> **WHAT THE TASK REQUIRES**
Where in the data below does the word "Awaiting" appear? Copy each line that holds it.

[Data excerpts]
++++++

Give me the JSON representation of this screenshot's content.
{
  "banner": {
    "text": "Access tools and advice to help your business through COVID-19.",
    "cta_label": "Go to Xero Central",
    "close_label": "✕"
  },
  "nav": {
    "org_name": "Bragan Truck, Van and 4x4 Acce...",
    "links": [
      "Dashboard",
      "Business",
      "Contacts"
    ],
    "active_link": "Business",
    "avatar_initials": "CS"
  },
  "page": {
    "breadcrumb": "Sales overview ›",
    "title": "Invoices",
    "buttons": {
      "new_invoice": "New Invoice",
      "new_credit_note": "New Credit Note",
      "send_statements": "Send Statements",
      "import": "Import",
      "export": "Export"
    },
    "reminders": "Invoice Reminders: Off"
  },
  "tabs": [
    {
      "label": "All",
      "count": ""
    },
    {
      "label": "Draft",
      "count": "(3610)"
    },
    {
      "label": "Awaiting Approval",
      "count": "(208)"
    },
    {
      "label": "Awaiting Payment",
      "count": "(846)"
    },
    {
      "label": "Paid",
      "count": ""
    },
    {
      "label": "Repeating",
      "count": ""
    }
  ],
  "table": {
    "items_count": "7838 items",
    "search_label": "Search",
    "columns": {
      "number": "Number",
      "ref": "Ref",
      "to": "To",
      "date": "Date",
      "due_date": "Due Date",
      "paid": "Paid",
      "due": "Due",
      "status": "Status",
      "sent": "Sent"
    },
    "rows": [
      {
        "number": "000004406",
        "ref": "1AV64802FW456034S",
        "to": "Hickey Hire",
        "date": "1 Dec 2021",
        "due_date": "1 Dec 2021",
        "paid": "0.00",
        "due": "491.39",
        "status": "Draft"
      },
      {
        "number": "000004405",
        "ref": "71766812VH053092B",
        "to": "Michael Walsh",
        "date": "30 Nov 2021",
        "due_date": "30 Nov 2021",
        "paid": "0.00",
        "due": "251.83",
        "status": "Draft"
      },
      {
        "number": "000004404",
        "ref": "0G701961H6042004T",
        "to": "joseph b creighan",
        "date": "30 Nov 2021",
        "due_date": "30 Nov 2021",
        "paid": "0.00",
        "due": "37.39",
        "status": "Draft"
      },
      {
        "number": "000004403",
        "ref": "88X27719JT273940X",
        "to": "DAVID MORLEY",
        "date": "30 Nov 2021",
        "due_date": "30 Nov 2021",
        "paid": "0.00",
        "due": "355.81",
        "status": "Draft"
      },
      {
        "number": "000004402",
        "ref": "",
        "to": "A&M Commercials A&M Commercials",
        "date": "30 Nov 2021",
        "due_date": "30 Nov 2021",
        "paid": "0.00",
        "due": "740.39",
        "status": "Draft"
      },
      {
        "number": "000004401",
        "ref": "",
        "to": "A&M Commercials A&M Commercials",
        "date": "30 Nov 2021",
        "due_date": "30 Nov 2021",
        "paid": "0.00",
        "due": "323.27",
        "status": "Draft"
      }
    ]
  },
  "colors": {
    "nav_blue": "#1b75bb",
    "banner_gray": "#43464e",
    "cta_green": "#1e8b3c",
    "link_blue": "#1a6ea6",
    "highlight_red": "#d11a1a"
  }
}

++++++

> **YOUR SOLUTION**
      "label": "Awaiting Approval",
      "label": "Awaiting Payment",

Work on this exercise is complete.